Source material:

○ ○ ○ ○ ○ ○ ○

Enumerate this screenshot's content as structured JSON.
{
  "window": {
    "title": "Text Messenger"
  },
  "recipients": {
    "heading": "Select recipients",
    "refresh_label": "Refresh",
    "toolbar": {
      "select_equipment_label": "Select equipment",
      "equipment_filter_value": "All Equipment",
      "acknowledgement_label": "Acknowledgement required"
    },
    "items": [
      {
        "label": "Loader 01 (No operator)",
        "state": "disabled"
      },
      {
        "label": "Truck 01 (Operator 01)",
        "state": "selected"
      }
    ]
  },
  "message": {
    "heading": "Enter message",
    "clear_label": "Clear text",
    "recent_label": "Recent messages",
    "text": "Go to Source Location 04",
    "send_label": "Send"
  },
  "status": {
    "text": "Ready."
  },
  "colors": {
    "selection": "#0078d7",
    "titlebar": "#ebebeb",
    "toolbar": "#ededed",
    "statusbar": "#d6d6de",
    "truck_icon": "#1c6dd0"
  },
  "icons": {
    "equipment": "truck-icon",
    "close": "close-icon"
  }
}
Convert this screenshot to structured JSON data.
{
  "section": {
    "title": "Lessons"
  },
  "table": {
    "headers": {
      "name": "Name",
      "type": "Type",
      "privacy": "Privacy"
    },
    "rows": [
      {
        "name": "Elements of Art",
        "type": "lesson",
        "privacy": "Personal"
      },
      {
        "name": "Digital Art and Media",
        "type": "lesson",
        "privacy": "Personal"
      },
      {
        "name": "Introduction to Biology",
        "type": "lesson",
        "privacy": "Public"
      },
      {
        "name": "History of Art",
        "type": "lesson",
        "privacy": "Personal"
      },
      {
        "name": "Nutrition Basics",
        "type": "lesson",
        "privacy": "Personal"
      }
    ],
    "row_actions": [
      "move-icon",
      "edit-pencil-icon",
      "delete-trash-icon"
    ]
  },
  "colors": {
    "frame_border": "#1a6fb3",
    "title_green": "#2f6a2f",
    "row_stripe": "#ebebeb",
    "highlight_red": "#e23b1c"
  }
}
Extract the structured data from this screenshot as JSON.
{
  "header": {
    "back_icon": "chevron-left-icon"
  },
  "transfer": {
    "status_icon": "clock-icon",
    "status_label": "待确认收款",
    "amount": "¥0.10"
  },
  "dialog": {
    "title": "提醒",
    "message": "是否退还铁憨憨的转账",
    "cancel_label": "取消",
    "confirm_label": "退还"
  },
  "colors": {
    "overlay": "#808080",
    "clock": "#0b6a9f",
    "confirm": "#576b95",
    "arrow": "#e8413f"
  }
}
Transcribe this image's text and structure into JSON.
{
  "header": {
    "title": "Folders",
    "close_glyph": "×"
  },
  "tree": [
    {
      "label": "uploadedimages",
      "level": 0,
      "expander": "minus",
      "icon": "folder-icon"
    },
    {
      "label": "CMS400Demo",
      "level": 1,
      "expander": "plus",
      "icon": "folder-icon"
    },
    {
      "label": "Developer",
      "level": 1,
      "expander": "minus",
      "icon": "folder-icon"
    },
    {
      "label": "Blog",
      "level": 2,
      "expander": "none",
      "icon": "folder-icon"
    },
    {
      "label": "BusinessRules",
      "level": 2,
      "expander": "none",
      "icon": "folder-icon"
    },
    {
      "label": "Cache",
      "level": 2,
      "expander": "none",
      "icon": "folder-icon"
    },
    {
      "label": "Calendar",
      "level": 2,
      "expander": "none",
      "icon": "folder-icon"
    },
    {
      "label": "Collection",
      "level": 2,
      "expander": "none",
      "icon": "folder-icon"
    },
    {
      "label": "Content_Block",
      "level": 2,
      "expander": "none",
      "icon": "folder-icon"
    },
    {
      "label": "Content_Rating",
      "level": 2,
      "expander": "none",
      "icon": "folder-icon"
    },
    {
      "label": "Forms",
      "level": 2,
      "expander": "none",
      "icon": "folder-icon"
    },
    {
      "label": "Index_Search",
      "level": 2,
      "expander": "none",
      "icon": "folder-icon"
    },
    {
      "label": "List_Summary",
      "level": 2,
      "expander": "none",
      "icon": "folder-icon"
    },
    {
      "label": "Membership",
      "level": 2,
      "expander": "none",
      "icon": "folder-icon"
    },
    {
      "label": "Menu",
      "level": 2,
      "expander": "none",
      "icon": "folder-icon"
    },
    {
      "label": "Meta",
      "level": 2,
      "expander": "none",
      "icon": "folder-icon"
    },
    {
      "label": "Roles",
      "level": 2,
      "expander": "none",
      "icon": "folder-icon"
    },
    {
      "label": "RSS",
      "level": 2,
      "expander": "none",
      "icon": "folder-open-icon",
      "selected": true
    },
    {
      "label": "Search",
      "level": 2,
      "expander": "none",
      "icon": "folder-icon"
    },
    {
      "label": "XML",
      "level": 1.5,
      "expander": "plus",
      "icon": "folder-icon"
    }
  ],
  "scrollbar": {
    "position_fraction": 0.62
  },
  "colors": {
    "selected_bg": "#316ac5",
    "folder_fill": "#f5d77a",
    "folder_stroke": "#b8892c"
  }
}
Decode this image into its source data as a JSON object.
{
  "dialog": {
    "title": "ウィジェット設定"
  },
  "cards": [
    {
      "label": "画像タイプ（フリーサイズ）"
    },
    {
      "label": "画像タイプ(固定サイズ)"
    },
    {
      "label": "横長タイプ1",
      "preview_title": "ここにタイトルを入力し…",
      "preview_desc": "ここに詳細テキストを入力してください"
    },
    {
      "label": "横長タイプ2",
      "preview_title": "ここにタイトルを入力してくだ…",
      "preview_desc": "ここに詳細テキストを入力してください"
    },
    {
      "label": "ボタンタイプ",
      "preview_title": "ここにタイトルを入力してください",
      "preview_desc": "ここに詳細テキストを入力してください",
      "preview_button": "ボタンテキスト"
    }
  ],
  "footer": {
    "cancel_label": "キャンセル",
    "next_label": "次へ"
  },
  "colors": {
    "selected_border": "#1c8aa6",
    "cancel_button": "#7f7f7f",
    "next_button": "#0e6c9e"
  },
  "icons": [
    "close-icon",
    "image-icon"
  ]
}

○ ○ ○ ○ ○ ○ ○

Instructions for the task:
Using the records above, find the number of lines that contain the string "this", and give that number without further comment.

Your solution:
5